While not as well known as fellow Time publication Southern Living, Southern Accents had a circulation of 400,000. However, in the last six months, its advertising revenue dropped by over 37 percent, to an anemic 176.5 pages. These plunging numbers represent a company-wide trend; in Fall 2008, Time shuttered Cottage Living and, in January, it put the Southern Living at Home direct sales segment up for sale.
While Time seems to be souring on its Southern titles, it is worth noting that this is only a small part of a much larger trend. From Blender to Trader Monthly to Playboy, lifestyle magazines have been taking a hit lately, as large publishers have increasingly questioned the value of reaching niche audiences, at least in print. (DailyFinance's Jeff Bercovici addressed the difficulties faced by print media in his recent Media Brain Trust piece.)
On some level, the movement of content to the internet makes sense: after all, with readers increasingly moving to the internet, it is worth asking why, exactly, a company would want to spend large sums of money on print ads. On the other hand, however, one could argue that media companies -- Time in particular -- are applying a one-size-fits-all approach to their lifestyle mags.
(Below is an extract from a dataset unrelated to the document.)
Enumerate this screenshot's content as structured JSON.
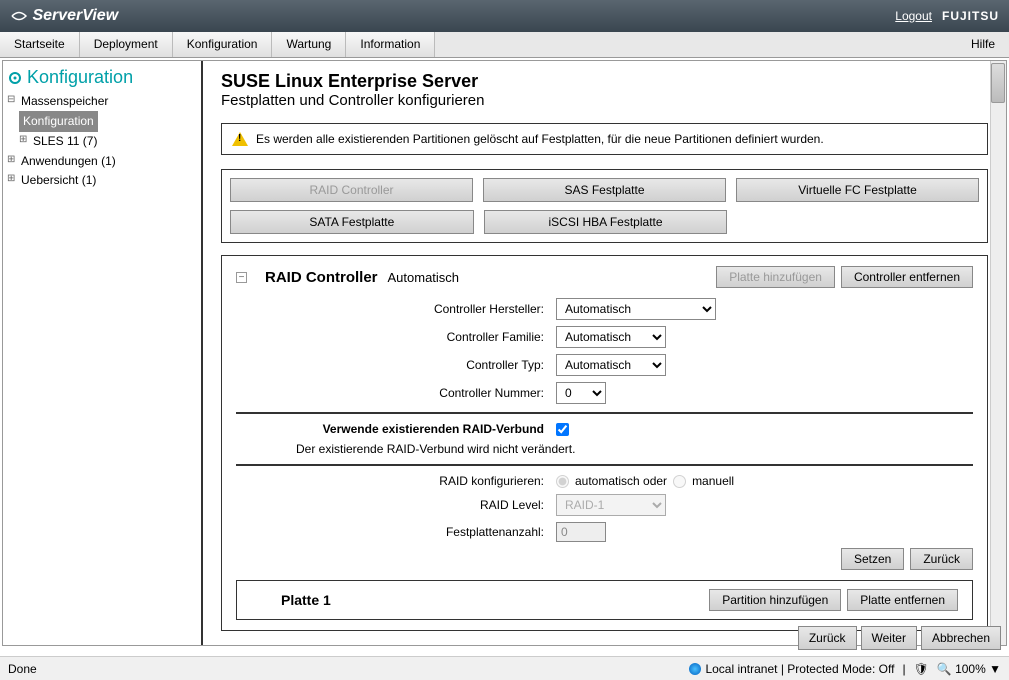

While magazines like Blender and Trader Monthly appeal to web-savvy readers who will easily make the transition to online content, many members of Southern Accents' core audience may be less likely to follow this move. Given the magazine's focus on "gracious living," antiquing, and elegant entertaining, it seems that it probably doesn't hit the same fused-to-the-laptop mentality that characterizes much of the younger demographic.
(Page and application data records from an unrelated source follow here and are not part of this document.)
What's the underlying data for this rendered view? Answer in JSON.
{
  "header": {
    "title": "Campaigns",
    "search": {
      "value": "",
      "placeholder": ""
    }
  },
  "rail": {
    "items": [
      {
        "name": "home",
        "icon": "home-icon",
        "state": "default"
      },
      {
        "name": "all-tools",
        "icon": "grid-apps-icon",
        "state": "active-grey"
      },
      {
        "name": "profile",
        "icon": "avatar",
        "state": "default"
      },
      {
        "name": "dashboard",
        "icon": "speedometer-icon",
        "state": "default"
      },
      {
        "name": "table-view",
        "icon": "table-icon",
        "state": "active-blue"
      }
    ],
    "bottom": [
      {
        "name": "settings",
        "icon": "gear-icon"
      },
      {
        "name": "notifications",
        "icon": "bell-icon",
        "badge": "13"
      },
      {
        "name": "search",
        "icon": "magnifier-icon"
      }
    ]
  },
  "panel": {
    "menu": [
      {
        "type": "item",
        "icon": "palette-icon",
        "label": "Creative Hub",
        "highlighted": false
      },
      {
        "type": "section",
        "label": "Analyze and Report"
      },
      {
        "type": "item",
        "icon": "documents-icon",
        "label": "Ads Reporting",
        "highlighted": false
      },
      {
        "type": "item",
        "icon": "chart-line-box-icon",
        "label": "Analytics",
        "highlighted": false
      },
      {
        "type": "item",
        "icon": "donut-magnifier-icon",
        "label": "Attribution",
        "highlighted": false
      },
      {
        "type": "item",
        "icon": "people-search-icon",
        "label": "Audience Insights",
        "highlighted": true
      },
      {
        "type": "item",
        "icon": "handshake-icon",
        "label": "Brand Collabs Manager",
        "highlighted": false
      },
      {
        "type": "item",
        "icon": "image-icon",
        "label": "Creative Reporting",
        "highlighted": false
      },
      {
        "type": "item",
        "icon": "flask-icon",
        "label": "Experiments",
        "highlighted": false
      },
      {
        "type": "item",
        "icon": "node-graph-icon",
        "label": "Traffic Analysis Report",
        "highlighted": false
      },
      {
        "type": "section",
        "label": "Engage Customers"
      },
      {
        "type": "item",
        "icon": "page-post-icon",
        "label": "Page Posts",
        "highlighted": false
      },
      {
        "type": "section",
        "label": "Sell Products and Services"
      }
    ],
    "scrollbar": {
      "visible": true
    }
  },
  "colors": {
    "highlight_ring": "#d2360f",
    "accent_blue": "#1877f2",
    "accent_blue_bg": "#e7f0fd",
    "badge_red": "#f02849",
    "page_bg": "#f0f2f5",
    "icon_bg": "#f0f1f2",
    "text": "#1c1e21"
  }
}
As Time -- and its advertisers -- drain much of the bathwater out of the periodical trade, it seems likely that they will find themselves flushing a few babies as well. If Southern Accent is any indication, it might be a good time to take a step back and consider the value of retrenchment, as opposed to wholesale closure.